- **Exercise**: Please give the number of lines in the material below that contain "name", and provide nothing besides that number.

- **Records to process**:

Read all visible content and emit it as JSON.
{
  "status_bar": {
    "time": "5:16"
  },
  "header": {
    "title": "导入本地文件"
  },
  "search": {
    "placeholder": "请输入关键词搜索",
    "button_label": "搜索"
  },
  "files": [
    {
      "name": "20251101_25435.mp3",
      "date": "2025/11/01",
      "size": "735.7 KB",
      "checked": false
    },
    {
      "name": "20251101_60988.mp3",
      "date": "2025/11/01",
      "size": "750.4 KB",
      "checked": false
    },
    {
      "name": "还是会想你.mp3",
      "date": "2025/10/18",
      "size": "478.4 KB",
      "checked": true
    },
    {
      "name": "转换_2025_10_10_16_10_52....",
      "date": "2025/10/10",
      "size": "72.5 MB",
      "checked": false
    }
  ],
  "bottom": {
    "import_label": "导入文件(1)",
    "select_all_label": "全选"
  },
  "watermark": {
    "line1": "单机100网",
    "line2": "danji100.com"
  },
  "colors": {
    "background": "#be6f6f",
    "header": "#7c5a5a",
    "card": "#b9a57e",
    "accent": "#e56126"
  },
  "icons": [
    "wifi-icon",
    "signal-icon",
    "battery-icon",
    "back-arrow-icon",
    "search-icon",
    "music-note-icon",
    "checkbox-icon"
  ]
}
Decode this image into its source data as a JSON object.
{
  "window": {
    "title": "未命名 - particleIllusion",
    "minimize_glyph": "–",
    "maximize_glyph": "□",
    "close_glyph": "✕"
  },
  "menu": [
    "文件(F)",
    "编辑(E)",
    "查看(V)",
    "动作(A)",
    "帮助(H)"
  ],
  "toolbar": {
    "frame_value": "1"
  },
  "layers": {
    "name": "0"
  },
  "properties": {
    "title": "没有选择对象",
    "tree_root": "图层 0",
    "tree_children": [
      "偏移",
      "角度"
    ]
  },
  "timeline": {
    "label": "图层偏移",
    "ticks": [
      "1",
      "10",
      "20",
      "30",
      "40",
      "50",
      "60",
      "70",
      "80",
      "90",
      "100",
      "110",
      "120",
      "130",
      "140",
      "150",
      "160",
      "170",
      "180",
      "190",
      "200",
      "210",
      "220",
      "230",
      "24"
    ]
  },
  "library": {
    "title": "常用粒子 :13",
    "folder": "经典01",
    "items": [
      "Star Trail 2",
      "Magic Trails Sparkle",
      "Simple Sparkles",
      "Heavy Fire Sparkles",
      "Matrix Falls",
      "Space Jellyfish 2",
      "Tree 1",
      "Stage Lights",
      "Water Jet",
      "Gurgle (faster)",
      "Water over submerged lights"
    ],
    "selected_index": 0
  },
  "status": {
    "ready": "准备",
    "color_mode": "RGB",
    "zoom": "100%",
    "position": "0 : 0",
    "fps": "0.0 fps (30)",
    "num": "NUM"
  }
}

- **Answer to the problem**: 5